NDP cabinet minister says chief's letter exonerates him of wrongdoing
Northern chief accused Robinson of breaking an agreement to provide jobs in exchange for votes in 2015
NDP Aboriginal and Northern Affairs Minister Eric Robinson produced a letter Thursday he says shows he is innocent of any wrongdoing with regards to an alleged agreement with Opaskwayak Cree Nation (OCN).
- Manitoba aboriginal affairs minister denies promise of Hydro work in exchange for supporting premier
- Eric Robinson says elections watchdog probe into alleged deal will exonerate him
Manitoba's elections watchdog is currently investigating whether Robinson and OCN Chief Michael Constant struck a deal wherein Robinson would secure jobs on Hydro Manitoba's Bipole III Transmission Line project for the First Nation in return for political support for Premier Greg Selinger.
The alleged deal came to light in after a letter dated April 21, 2015 surfaced from Constant accusing Robinson of failing to fulfil his end of the bargain when no jobs were awarded to the band.
Robinson denies any such deal was made and presented a letter dated Feb. 24, 2016, written by Chief Constant, which Robinson says fully exonerates him.
Constant's letter states "overzealous staff members" were responsible for the 2015 letter sent to Robinson and he was "not given the opportunity to peruse this letter before it went out."

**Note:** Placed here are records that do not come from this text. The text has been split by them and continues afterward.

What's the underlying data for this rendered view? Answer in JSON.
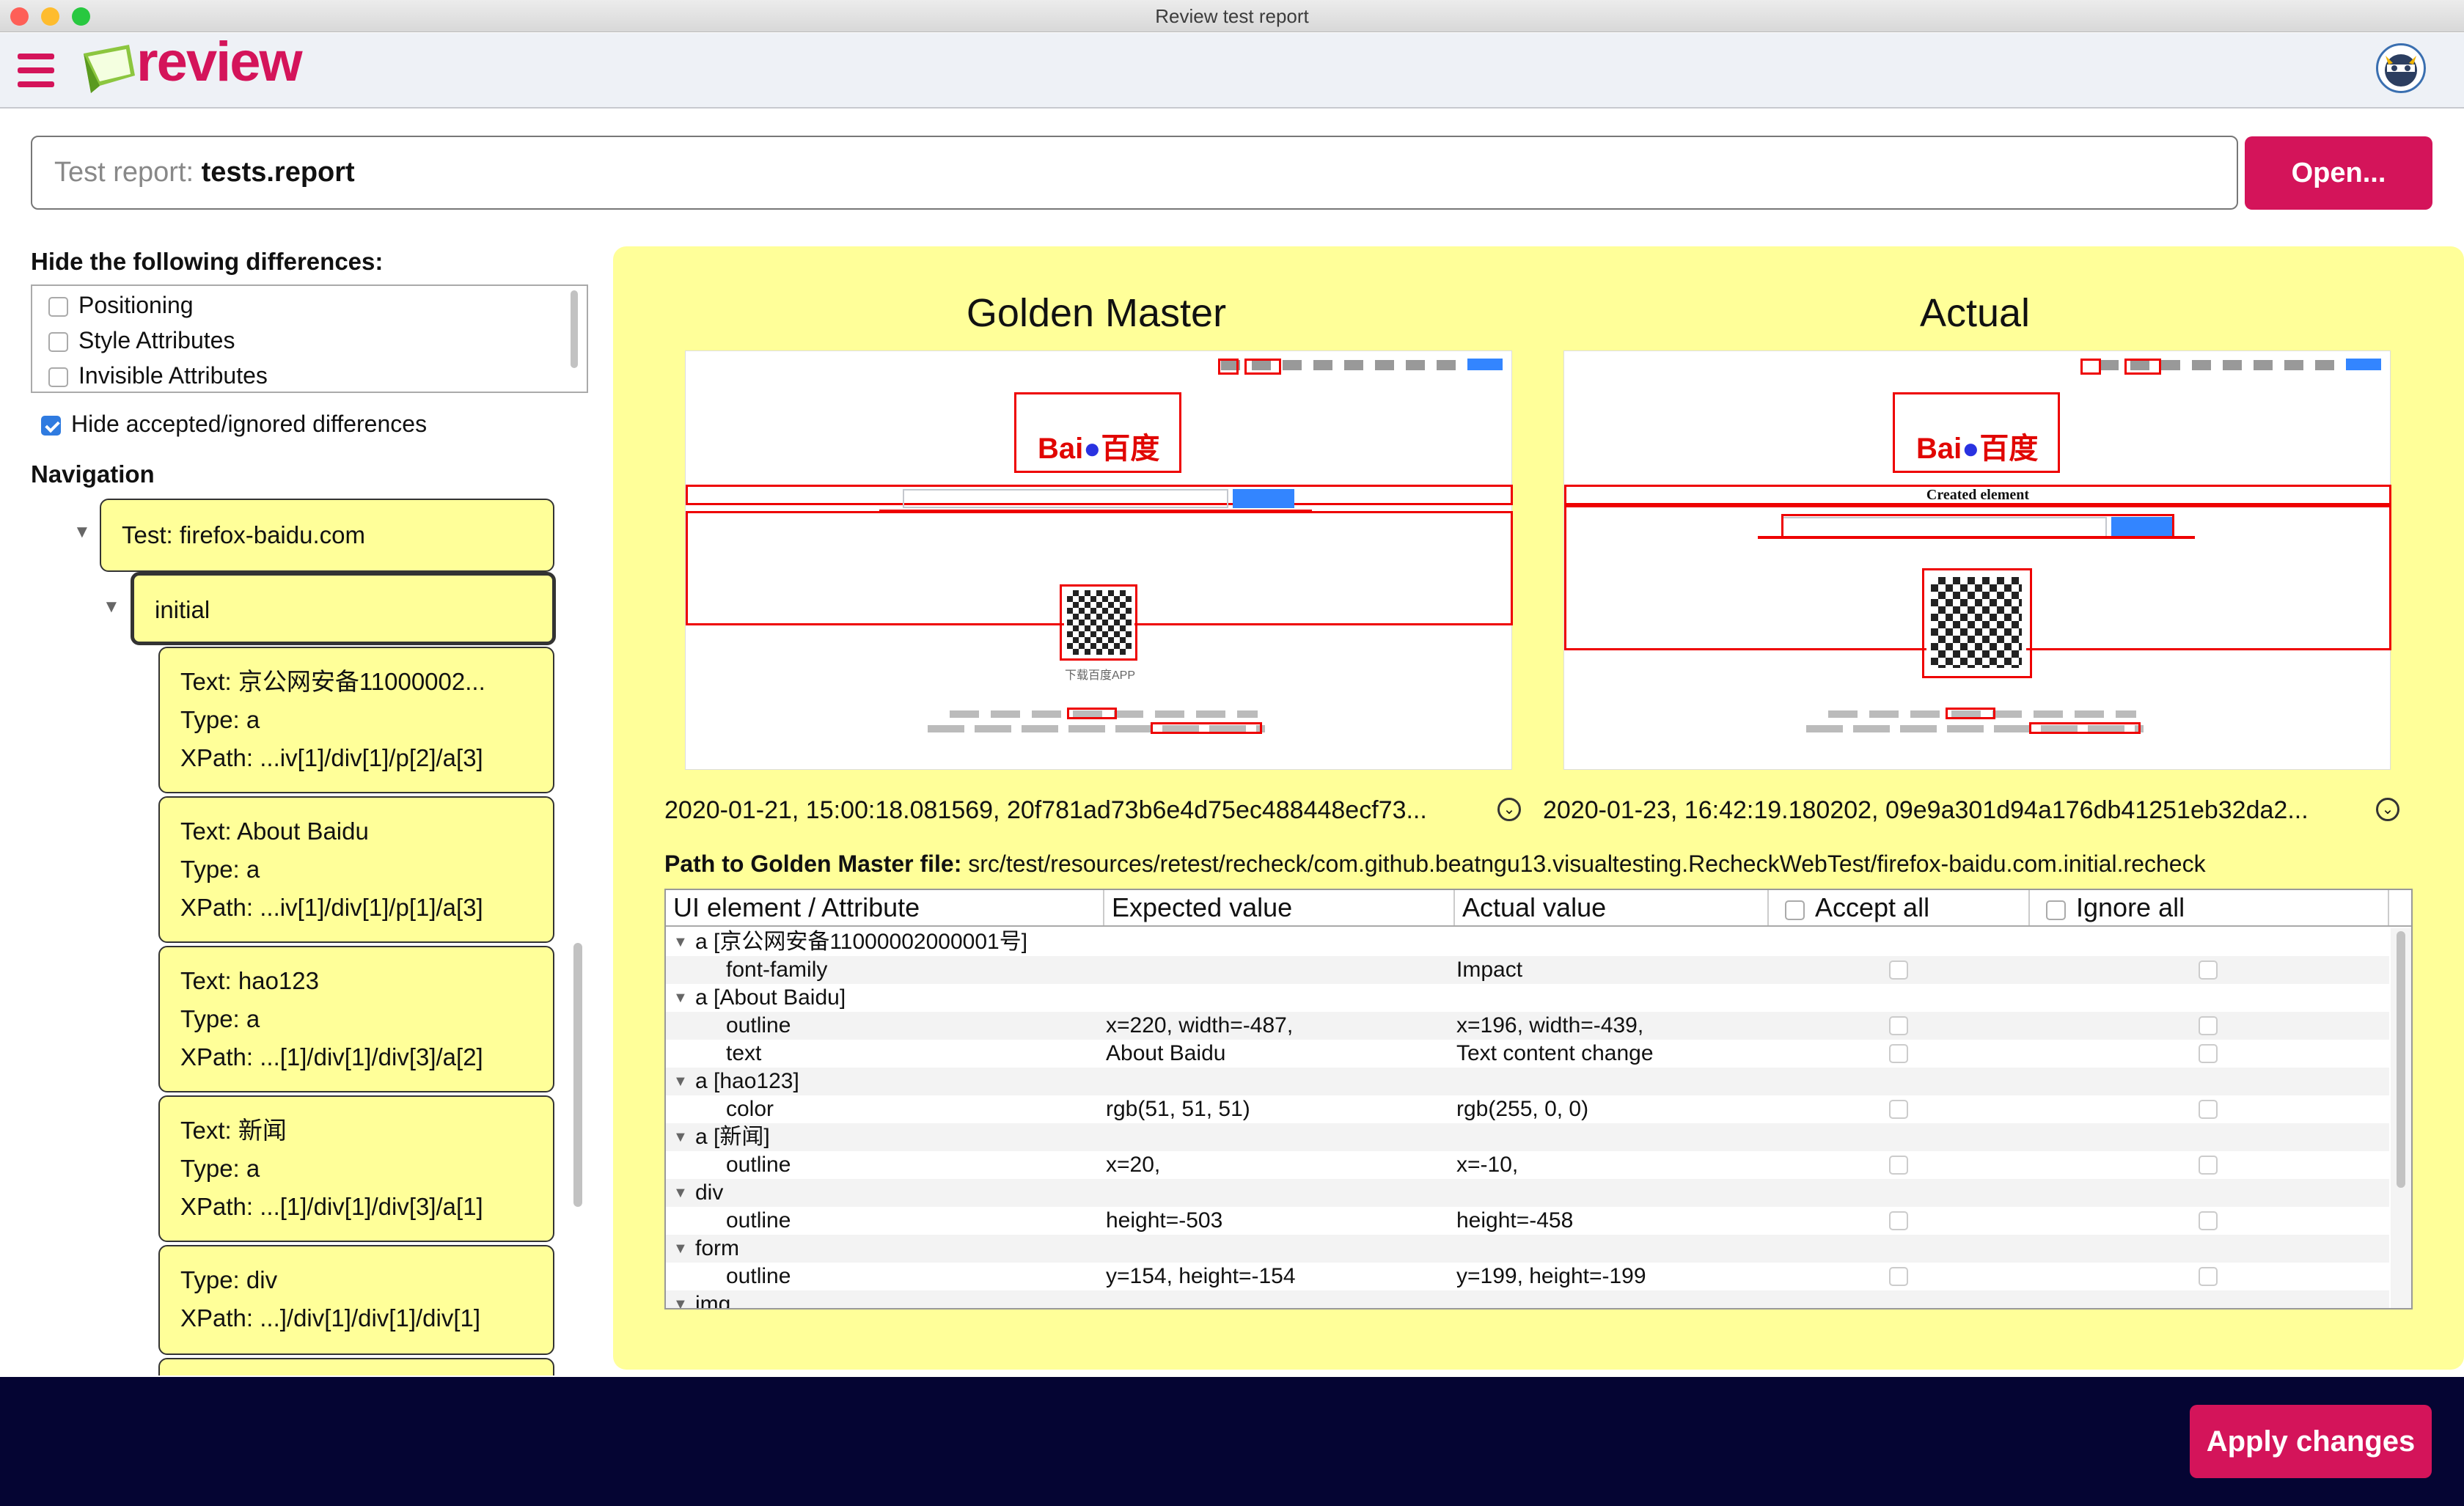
{
  "window": {
    "title": "Review test report"
  },
  "header": {
    "logo_text": "review"
  },
  "report": {
    "label": "Test report:",
    "value": "tests.report",
    "open_label": "Open..."
  },
  "filters": {
    "title": "Hide the following differences:",
    "options": [
      "Positioning",
      "Style Attributes",
      "Invisible Attributes"
    ],
    "hide_accepted_label": "Hide accepted/ignored differences",
    "hide_accepted_checked": true
  },
  "navigation": {
    "title": "Navigation",
    "test_label": "Test: firefox-baidu.com",
    "state_label": "initial",
    "items": [
      {
        "text": "Text:   京公网安备11000002...",
        "type": "Type:   a",
        "xpath": "XPath: ...iv[1]/div[1]/p[2]/a[3]"
      },
      {
        "text": "Text:   About  Baidu",
        "type": "Type:   a",
        "xpath": "XPath: ...iv[1]/div[1]/p[1]/a[3]"
      },
      {
        "text": "Text:   hao123",
        "type": "Type:   a",
        "xpath": "XPath: ...[1]/div[1]/div[3]/a[2]"
      },
      {
        "text": "Text:   新闻",
        "type": "Type:   a",
        "xpath": "XPath: ...[1]/div[1]/div[3]/a[1]"
      },
      {
        "type": "Type:   div",
        "xpath": "XPath: ...]/div[1]/div[1]/div[1]"
      }
    ]
  },
  "compare": {
    "golden_title": "Golden Master",
    "actual_title": "Actual",
    "golden_info": "2020-01-21, 15:00:18.081569, 20f781ad73b6e4d75ec488448ecf73...",
    "actual_info": "2020-01-23, 16:42:19.180202, 09e9a301d94a176db41251eb32da2...",
    "created_element_label": "Created element",
    "baidu_logo_text": "Bai",
    "baidu_logo_cn": "百度",
    "app_caption": "下载百度APP",
    "path_label": "Path to Golden Master file:",
    "path_value": "src/test/resources/retest/recheck/com.github.beatngu13.visualtesting.RecheckWebTest/firefox-baidu.com.initial.recheck"
  },
  "table": {
    "headers": {
      "element": "UI element / Attribute",
      "expected": "Expected value",
      "actual": "Actual value",
      "accept_all": "Accept all",
      "ignore_all": "Ignore all"
    },
    "rows": [
      {
        "kind": "group",
        "element": "a [京公网安备11000002000001号]"
      },
      {
        "kind": "attr",
        "element": "font-family",
        "expected": "",
        "actual": "Impact"
      },
      {
        "kind": "group",
        "element": "a [About  Baidu]"
      },
      {
        "kind": "attr",
        "element": "outline",
        "expected": "x=220, width=-487,",
        "actual": "x=196, width=-439,"
      },
      {
        "kind": "attr",
        "element": "text",
        "expected": "About  Baidu",
        "actual": "Text  content change"
      },
      {
        "kind": "group",
        "element": "a [hao123]"
      },
      {
        "kind": "attr",
        "element": "color",
        "expected": "rgb(51, 51, 51)",
        "actual": "rgb(255, 0, 0)"
      },
      {
        "kind": "group",
        "element": "a [新闻]"
      },
      {
        "kind": "attr",
        "element": "outline",
        "expected": "x=20,",
        "actual": "x=-10,"
      },
      {
        "kind": "group",
        "element": "div"
      },
      {
        "kind": "attr",
        "element": "outline",
        "expected": "height=-503",
        "actual": "height=-458"
      },
      {
        "kind": "group",
        "element": "form"
      },
      {
        "kind": "attr",
        "element": "outline",
        "expected": "y=154, height=-154",
        "actual": "y=199, height=-199"
      },
      {
        "kind": "group",
        "element": "img"
      }
    ]
  },
  "footer": {
    "apply_label": "Apply changes"
  },
  "colors": {
    "accent": "#d4145a",
    "panel": "#ffff99",
    "footer": "#050533"
  }
}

"For the record, Minister Robinson did not promise work on Bi-Pole III in exchange for the community's support in Premier Selinger's leadership bid for the NDP party leader or for NDP support in the upcoming election," wrote Constant.
Robinson said Constant left a voicemail message for him "in the last couple months" that apologized for any inconvenience his 2015 letter caused.

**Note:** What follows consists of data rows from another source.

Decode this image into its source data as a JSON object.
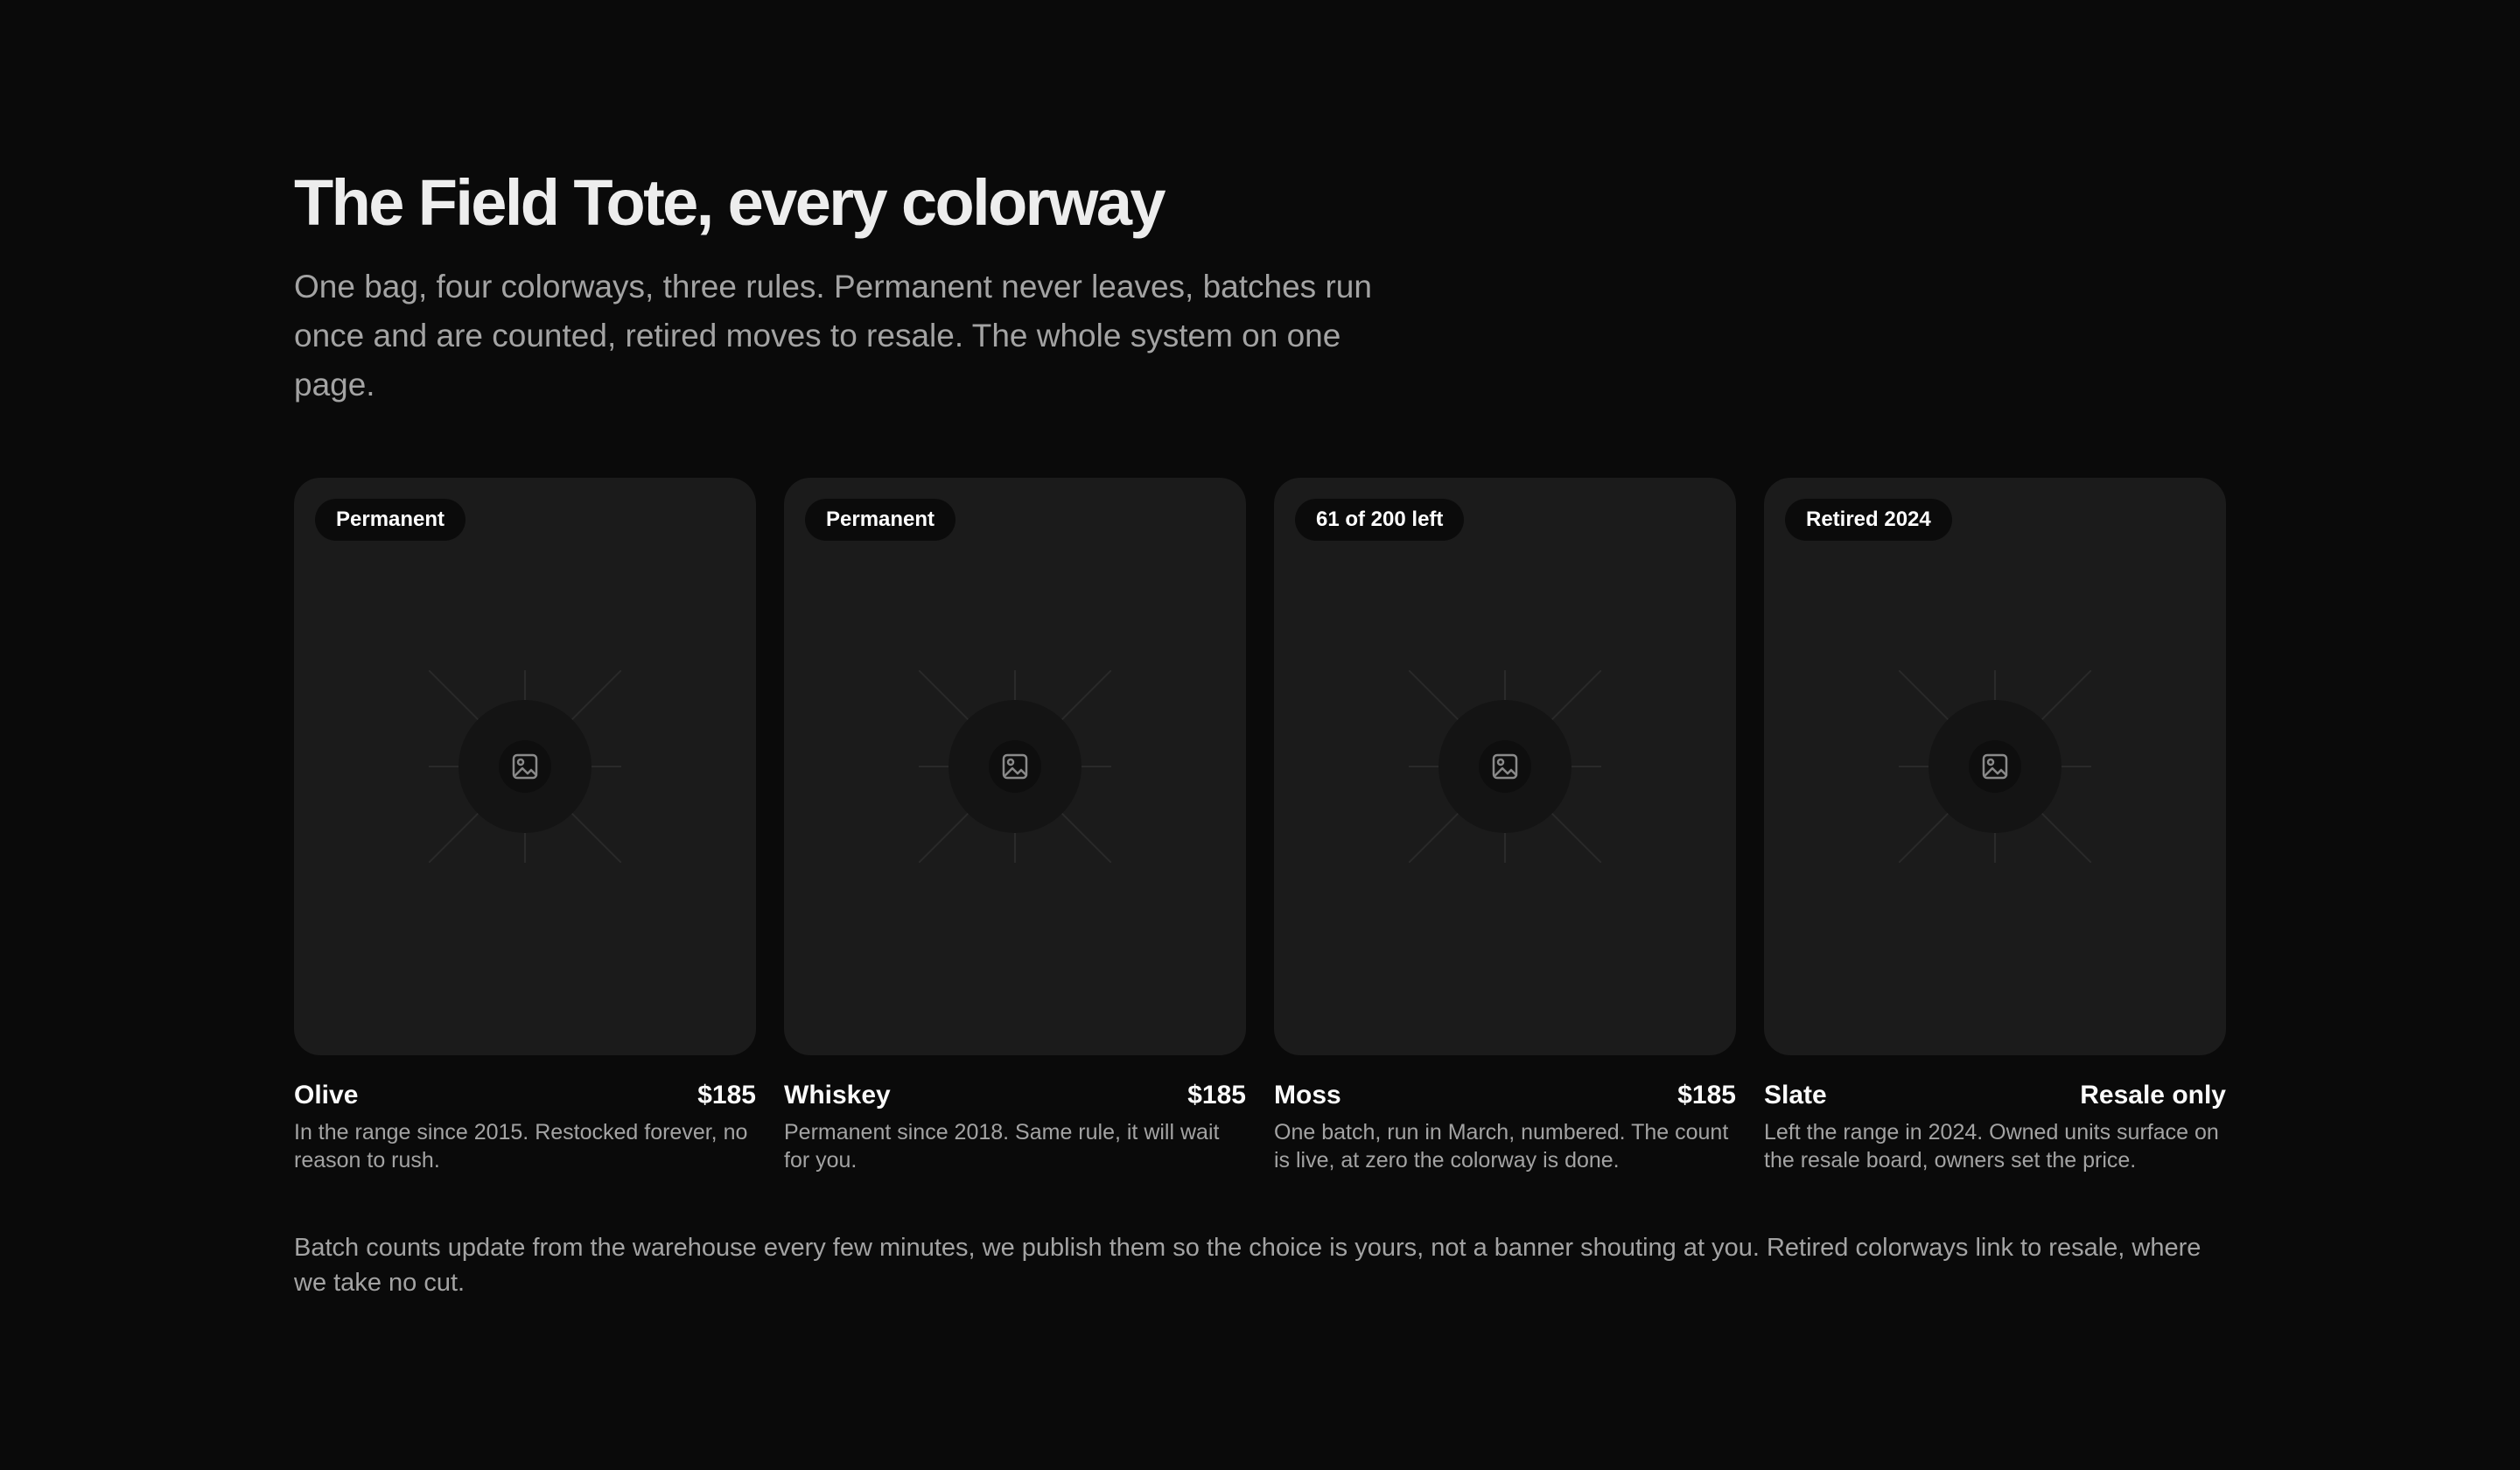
{
  "header": {
    "title": "The Field Tote, every colorway",
    "subtitle": "One bag, four colorways, three rules. Permanent never leaves, batches run once and are counted, retired moves to resale. The whole system on one page."
  },
  "cards": [
    {
      "badge": "Permanent",
      "name": "Olive",
      "price": "$185",
      "description": "In the range since 2015. Restocked forever, no reason to rush."
    },
    {
      "badge": "Permanent",
      "name": "Whiskey",
      "price": "$185",
      "description": "Permanent since 2018. Same rule, it will wait for you."
    },
    {
      "badge": "61 of 200 left",
      "name": "Moss",
      "price": "$185",
      "description": "One batch, run in March, numbered. The count is live, at zero the colorway is done."
    },
    {
      "badge": "Retired 2024",
      "name": "Slate",
      "price": "Resale only",
      "description": "Left the range in 2024. Owned units surface on the resale board, owners set the price."
    }
  ],
  "footer": {
    "note": "Batch counts update from the warehouse every few minutes, we publish them so the choice is yours, not a banner shouting at you. Retired colorways link to resale, where we take no cut."
  },
  "icons": {
    "placeholder": "image-placeholder-icon"
  },
  "colors": {
    "background": "#0a0a0a",
    "card": "#1b1b1b",
    "badge": "#0b0b0b",
    "text": "#fafafa",
    "muted": "#a3a3a3"
  }
}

"I believe that the chief is an honourable and honest leader of his people and I respect him a great deal," said Robinson.
The NDP minister added he expects the conclusion of the commissioner's investigation will confirm no improper agreement was made.
Manitoba Progressive Conservative Leader Brian Pallister, however, questioned why Constant is changing his story now and whether Manitobans will know the full story before they head to the polls April 19.
"I don't know if the government is going to be very forthcoming ... this close to the election," said Pallister.
CBC's calls to Chief Constant were not returned.
Read full letter from Opaskwayak Cree Nation (OCN) Chief Michael Constant: (PDF KB)
Read full letter from Opaskwayak Cree Nation (OCN) Chief Michael Constant: (Text KB)CBC is not responsible for 3rd party content